Description of the task. Copy each entry as written.

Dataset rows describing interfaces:
--- START ---

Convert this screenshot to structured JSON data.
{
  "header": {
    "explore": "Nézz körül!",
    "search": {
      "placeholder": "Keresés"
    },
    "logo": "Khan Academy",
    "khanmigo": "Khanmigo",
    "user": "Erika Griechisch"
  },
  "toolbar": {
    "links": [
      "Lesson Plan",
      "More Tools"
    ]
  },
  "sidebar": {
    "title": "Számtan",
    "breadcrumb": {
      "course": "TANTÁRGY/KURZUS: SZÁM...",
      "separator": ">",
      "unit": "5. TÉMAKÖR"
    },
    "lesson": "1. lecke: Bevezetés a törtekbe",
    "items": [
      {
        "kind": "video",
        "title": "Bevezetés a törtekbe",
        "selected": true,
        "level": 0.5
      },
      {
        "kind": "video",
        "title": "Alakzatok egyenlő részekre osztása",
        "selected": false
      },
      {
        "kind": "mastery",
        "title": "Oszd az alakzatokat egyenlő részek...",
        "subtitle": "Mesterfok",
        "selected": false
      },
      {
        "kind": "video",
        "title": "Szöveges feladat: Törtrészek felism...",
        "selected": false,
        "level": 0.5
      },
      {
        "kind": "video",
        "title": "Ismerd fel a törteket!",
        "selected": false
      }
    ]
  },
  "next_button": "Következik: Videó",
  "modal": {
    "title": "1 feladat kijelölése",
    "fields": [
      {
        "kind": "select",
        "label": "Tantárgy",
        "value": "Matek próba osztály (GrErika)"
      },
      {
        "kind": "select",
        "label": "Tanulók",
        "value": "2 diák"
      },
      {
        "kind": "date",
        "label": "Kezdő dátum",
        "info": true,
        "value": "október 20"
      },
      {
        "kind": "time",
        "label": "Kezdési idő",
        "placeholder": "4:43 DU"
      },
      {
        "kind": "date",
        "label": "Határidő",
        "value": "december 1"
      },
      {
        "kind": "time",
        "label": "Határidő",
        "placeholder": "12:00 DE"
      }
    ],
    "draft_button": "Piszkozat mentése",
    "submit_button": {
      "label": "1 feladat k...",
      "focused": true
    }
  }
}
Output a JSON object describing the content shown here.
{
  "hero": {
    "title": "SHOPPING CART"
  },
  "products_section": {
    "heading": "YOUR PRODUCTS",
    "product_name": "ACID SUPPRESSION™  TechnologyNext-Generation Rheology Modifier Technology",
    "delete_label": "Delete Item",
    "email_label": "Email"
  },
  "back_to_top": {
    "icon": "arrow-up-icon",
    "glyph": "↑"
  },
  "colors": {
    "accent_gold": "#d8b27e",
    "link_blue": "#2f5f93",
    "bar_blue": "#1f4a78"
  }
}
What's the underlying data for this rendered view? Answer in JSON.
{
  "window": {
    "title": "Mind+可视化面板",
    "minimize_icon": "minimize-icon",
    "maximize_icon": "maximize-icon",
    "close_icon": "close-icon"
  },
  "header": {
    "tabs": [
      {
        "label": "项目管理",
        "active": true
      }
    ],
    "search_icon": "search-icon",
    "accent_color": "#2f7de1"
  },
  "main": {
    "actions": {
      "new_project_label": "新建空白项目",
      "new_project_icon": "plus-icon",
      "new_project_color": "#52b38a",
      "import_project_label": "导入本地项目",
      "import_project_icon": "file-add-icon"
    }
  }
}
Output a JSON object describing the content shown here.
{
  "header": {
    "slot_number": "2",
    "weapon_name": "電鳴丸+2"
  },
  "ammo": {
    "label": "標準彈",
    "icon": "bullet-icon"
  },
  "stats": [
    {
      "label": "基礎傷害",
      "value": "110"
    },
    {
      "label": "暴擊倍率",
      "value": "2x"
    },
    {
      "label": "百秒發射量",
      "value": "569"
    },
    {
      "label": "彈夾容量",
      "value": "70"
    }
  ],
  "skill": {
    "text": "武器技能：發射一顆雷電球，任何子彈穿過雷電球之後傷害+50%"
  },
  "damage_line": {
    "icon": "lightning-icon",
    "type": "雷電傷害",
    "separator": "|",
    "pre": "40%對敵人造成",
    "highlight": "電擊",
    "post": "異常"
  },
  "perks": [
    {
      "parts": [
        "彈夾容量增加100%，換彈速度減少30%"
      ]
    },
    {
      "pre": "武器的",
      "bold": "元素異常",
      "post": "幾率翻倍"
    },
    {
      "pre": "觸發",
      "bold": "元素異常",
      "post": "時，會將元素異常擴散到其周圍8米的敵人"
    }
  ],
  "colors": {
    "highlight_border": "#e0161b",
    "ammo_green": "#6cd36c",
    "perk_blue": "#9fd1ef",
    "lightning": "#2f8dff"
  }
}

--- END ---

Solved problem.
Convert this screenshot to structured JSON data.
{
  "header": {
    "explore": "Nézz körül!",
    "search": {
      "placeholder": "Keresés"
    },
    "logo": "Khan Academy",
    "khanmigo": "Khanmigo",
    "user": "Erika Griechisch"
  },
  "toolbar": {
    "links": [
      "Lesson Plan",
      "More Tools"
    ]
  },
  "sidebar": {
    "title": "Számtan",
    "breadcrumb": {
      "course": "TANTÁRGY/KURZUS: SZÁM...",
      "separator": ">",
      "unit": "5. TÉMAKÖR"
    },
    "lesson": "1. lecke: Bevezetés a törtekbe",
    "items": [
      {
        "kind": "video",
        "title": "Bevezetés a törtekbe",
        "selected": true,
        "level": 0.5
      },
      {
        "kind": "video",
        "title": "Alakzatok egyenlő részekre osztása",
        "selected": false
      },
      {
        "kind": "mastery",
        "title": "Oszd az alakzatokat egyenlő részek...",
        "subtitle": "Mesterfok",
        "selected": false
      },
      {
        "kind": "video",
        "title": "Szöveges feladat: Törtrészek felism...",
        "selected": false,
        "level": 0.5
      },
      {
        "kind": "video",
        "title": "Ismerd fel a törteket!",
        "selected": false
      }
    ]
  },
  "next_button": "Következik: Videó",
  "modal": {
    "title": "1 feladat kijelölése",
    "fields": [
      {
        "kind": "select",
        "label": "Tantárgy",
        "value": "Matek próba osztály (GrErika)"
      },
      {
        "kind": "select",
        "label": "Tanulók",
        "value": "2 diák"
      },
      {
        "kind": "date",
        "label": "Kezdő dátum",
        "info": true,
        "value": "október 20"
      },
      {
        "kind": "time",
        "label": "Kezdési idő",
        "placeholder": "4:43 DU"
      },
      {
        "kind": "date",
        "label": "Határidő",
        "value": "december 1"
      },
      {
        "kind": "time",
        "label": "Határidő",
        "placeholder": "12:00 DE"
      }
    ],
    "draft_button": "Piszkozat mentése",
    "submit_button": {
      "label": "1 feladat k...",
      "focused": true
    }
  }
}
Output a JSON object describing the content shown here.
{
  "hero": {
    "title": "SHOPPING CART"
  },
  "products_section": {
    "heading": "YOUR PRODUCTS",
    "product_name": "ACID SUPPRESSION™  TechnologyNext-Generation Rheology Modifier Technology",
    "delete_label": "Delete Item",
    "email_label": "Email"
  },
  "back_to_top": {
    "icon": "arrow-up-icon",
    "glyph": "↑"
  },
  "colors": {
    "accent_gold": "#d8b27e",
    "link_blue": "#2f5f93",
    "bar_blue": "#1f4a78"
  }
}
What's the underlying data for this rendered view? Answer in JSON.
{
  "window": {
    "title": "Mind+可视化面板",
    "minimize_icon": "minimize-icon",
    "maximize_icon": "maximize-icon",
    "close_icon": "close-icon"
  },
  "header": {
    "tabs": [
      {
        "label": "项目管理",
        "active": true
      }
    ],
    "search_icon": "search-icon",
    "accent_color": "#2f7de1"
  },
  "main": {
    "actions": {
      "new_project_label": "新建空白项目",
      "new_project_icon": "plus-icon",
      "new_project_color": "#52b38a",
      "import_project_label": "导入本地项目",
      "import_project_icon": "file-add-icon"
    }
  }
}
Output a JSON object describing the content shown here.
{
  "header": {
    "slot_number": "2",
    "weapon_name": "電鳴丸+2"
  },
  "ammo": {
    "label": "標準彈",
    "icon": "bullet-icon"
  },
  "stats": [
    {
      "label": "基礎傷害",
      "value": "110"
    },
    {
      "label": "暴擊倍率",
      "value": "2x"
    },
    {
      "label": "百秒發射量",
      "value": "569"
    },
    {
      "label": "彈夾容量",
      "value": "70"
    }
  ],
  "skill": {
    "text": "武器技能：發射一顆雷電球，任何子彈穿過雷電球之後傷害+50%"
  },
  "damage_line": {
    "icon": "lightning-icon",
    "type": "雷電傷害",
    "separator": "|",
    "pre": "40%對敵人造成",
    "highlight": "電擊",
    "post": "異常"
  },
  "perks": [
    {
      "parts": [
        "彈夾容量增加100%，換彈速度減少30%"
      ]
    },
    {
      "pre": "武器的",
      "bold": "元素異常",
      "post": "幾率翻倍"
    },
    {
      "pre": "觸發",
      "bold": "元素異常",
      "post": "時，會將元素異常擴散到其周圍8米的敵人"
    }
  ],
  "colors": {
    "highlight_border": "#e0161b",
    "ammo_green": "#6cd36c",
    "perk_blue": "#9fd1ef",
    "lightning": "#2f8dff"
  }
}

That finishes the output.